The University of Kent has long needed a centralised system of creating events and displaying them on the main website. So a major piece of work we’ve been engaged with for a while now has been to build an events calendar system.
It will go live on 7th November at www.kent.ac.uk/calendar (currently restricted access)
Because you won’t yet be able to see the system working, I’ve included a few screenshots below. (They also help make this blog post look prettier.) Please do note that the events in the images below are just for testing purposes! So don’t rely on them being accurate until you seen the actual live system up and running at www.kent.ac.uk/calendar
Centralised and federated
A key feature of the new system is that it will allow users to add their own events to display on their own calendar sites, as well as submitting those events for inclusion in the central university events calendar. Once events have been created, approved, and marked for publishing, they then appear on the appropriate calendar on the university website. This could be on the central /calendar site, on a departmental site, or both. This is important, because for the first time users around the university will be able to manage their own events while allowing them to be easily reused elsewhere on the website.
Some of you might be thinking “I have a wordpress blog and that has a really nice events plugin”, etc, etc.
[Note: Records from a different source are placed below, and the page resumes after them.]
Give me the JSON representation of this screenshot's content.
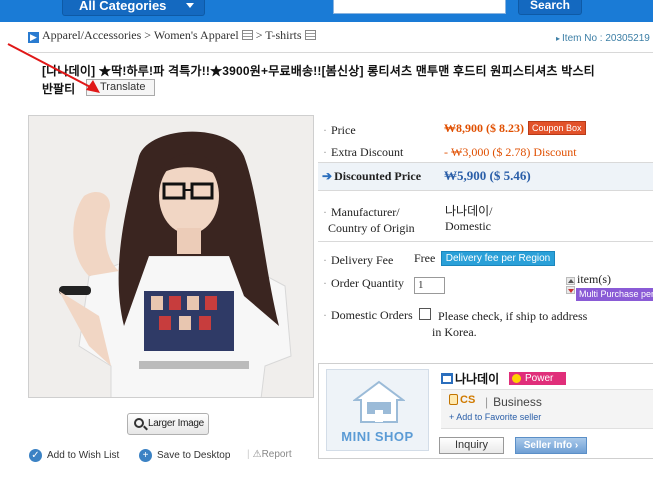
{
  "topbar": {
    "categories_label": "All Categories",
    "search_placeholder": "",
    "search_label": "Search"
  },
  "breadcrumb": {
    "path": "Apparel/Accessories > Women's Apparel",
    "sep": ">",
    "leaf": "T-shirts"
  },
  "item_no": {
    "label": "Item No :",
    "value": "20305219"
  },
  "product": {
    "title_line1": "[나나데이] ★딱!하루!파 격특가!!★3900원+무료배송!![봄신상] 롱티셔츠 맨투맨 후드티 원피스티셔츠 박스티",
    "title_line2": "반팔티",
    "translate_label": "Translate"
  },
  "image_actions": {
    "larger_image": "Larger Image",
    "wish_list": "Add to Wish List",
    "save_desktop": "Save to Desktop",
    "report": "Report"
  },
  "pricing": {
    "price_label": "Price",
    "price_value": "₩8,900 ($ 8.23)",
    "coupon_label": "Coupon Box",
    "extra_label": "Extra Discount",
    "extra_value": "- ₩3,000 ($ 2.78) Discount",
    "discounted_label": "Discounted Price",
    "discounted_value": "₩5,900 ($ 5.46)",
    "manufacturer_label_1": "Manufacturer/",
    "manufacturer_label_2": "Country of Origin",
    "manufacturer_value_1": "나나데이/",
    "manufacturer_value_2": "Domestic"
  },
  "order": {
    "delivery_label": "Delivery Fee",
    "delivery_value": "Free",
    "delivery_badge": "Delivery fee per Region",
    "quantity_label": "Order Quantity",
    "quantity_value": "1",
    "quantity_unit": "item(s)",
    "multi_purchase": "Multi Purchase per",
    "domestic_label": "Domestic Orders",
    "domestic_note_1": "Please check, if ship to address",
    "domestic_note_2": "in Korea."
  },
  "seller": {
    "minishop_label": "MINI SHOP",
    "name": "나나데이",
    "power_label": "Power",
    "cs_label": "CS",
    "business_label": "Business",
    "favorite_label": "Add to Favorite seller",
    "inquiry_label": "Inquiry",
    "seller_info_label": "Seller Info"
  },
  "colors": {
    "topbar": "#1a7bd6",
    "price_orange": "#e04f00",
    "discount_blue": "#2a5ea8"
  }
}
Good for you. Well, we did consider that as an option, but while such plugins are great, they just didn’t allow the power and flexibility we wanted for this product. In particular, they typically lack the ability to have a range of events calendars for separate centres and departments at the university, each of which could offer up event suggestions to the central university events calendar. WordPress-like events plugins work really well for small-scale, localised requirements, but less well across an entire organisation.
The centralised/federated requirement entailed a relatively rich permissions system for administering and creating events. One which would know as soon as you log in who you are and what group, team, department you’re in, and would control the level of access you have for creating and approving events.
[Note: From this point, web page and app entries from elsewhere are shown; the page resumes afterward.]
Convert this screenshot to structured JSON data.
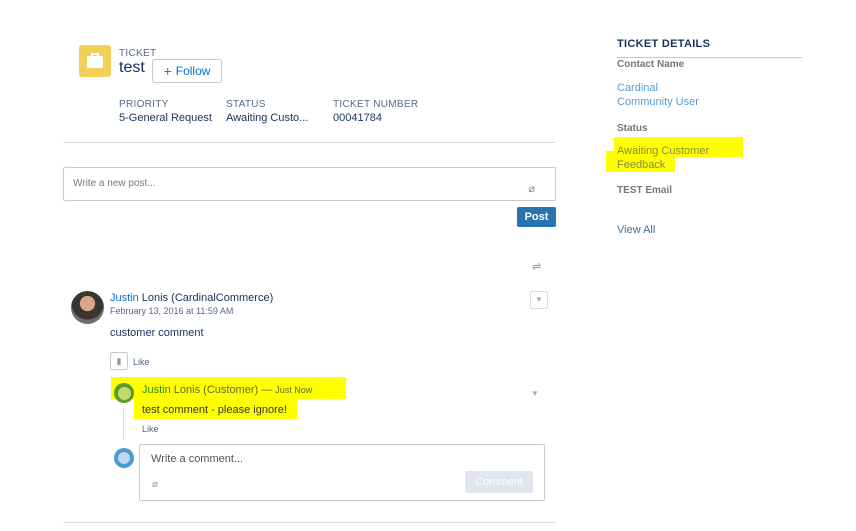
{
  "header": {
    "object_type": "TICKET",
    "title": "test",
    "follow_label": "Follow"
  },
  "fields": [
    {
      "label": "PRIORITY",
      "value": "5-General Request"
    },
    {
      "label": "STATUS",
      "value": "Awaiting Custo..."
    },
    {
      "label": "TICKET NUMBER",
      "value": "00041784"
    }
  ],
  "publisher": {
    "placeholder": "Write a new post...",
    "post_label": "Post"
  },
  "feed": {
    "post": {
      "author_first": "Justin",
      "author_rest": " Lonis (CardinalCommerce)",
      "timestamp": "February 13, 2016 at 11:59 AM",
      "body": "customer comment",
      "like_label": "Like"
    },
    "comment": {
      "author_first": "Justin",
      "author_rest": " Lonis (Customer)",
      "dash": " — ",
      "time": "Just Now",
      "body": "test comment - please ignore!",
      "like_label": "Like"
    },
    "reply": {
      "placeholder": "Write a comment...",
      "comment_label": "Comment"
    }
  },
  "details": {
    "title": "TICKET DETAILS",
    "contact_label": "Contact Name",
    "contact_value_1": "Cardinal",
    "contact_value_2": "Community User",
    "status_label": "Status",
    "status_value_1": "Awaiting Customer",
    "status_value_2": "Feedback",
    "email_label": "TEST Email",
    "view_all": "View All"
  },
  "colors": {
    "brand": "#f2cf5b",
    "post_button": "#2a73b0",
    "highlight": "#ffff00"
  }
}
This got us to thinking about Microsoft Sharepoint. It’s used across the university as an intranet and document sharing tool. It integrates with our managed desktop PCs so it knows who you are and what you do. In fact it already has a bunch of powerful permissions and workflow tools and settings built in. What if we were to use that as the admin area for creating and managing events?
What indeed. After a few weeks’ playing around with the intricacies of Sharepoint, RDFa, SPARQL, ARC, our own Pantheon publishing framework, and a range of other technologies, we decided that it would work! So started a phase of agile development (more on this below) to produce a Sharepoint-based admin interface and a Pantheon-based frontend interface.
We decided after some initial testing and trials that the best way to hook up Sharepoint with Pantheon was to build an intermediary system which pulls data out of Sharepoint and put it into a relational database – in this case MySQL. We gave this intermediary the not unimaginative title of “The Slurper“. The Pantheon frontend code would then use the MySQL db as its data source directly. Nginx caching would then help sort out any performance issues that might arise from using direct db calls.
The slurper was actually key to the whole process because it had to be lightweight enough to run very frequently (every minute) to allow the frontend event listings to keep up to date with backend edits. Obviously with potentially thousands of events in Sharepoint, it just wouldn’t be practical to pull out every single event every minute into a database without slowing Sharepoint down for all the other tasks it has to perform in our organisation. The trick then was to make sure the only events to get pulled out would be those that had been added, deleted, or modified since the last update a minute ago. Also, in case a lot of events got added simultaneously the slurper was throttled to pulling 10 events a minute. Although this means it might get behind when lots of new events are added, it should still catch up with itself fairly quickly, and it would never put unrealistic demands on Sharepoint.
I mentioned the term agile development above. I really don’t want to go into the details of agile methodologies here, but I do want to mention it briefly because I feel it was important to the development process for the events calendar and what I feel is its overall positive outcome.
Suffice it to say that the events calendar product was our first foray into the world of an agile project management methodology – specifically Scrum (or perhaps more accurately Scrum-but). The idea is that we work not on projects but on products; we work in very carefully timeboxed two-week sprints; and we work with the aim that at the end of each sprint we deliver the most important new features of the product at that time.
Although we were learning a lot as we were going along, the end result is I think a much more efficient process of producing and maintaining a product. Agile does not mean easy. It does not mean “make cool stuff up as you go along”. It’s a very tightly controlled and transparent approach. But it works very well when done properly, and you have good buy-in from your customers.
The initial deployment of the events calendar will be relatively limited in scope. Once we’re more confident that it’s all working well and – most importantly – easy for people to use, it’ll start to get opened up to a wider audience. As with all products developed in an agile framework, they are never fully completed, and development on the product is always ongoing.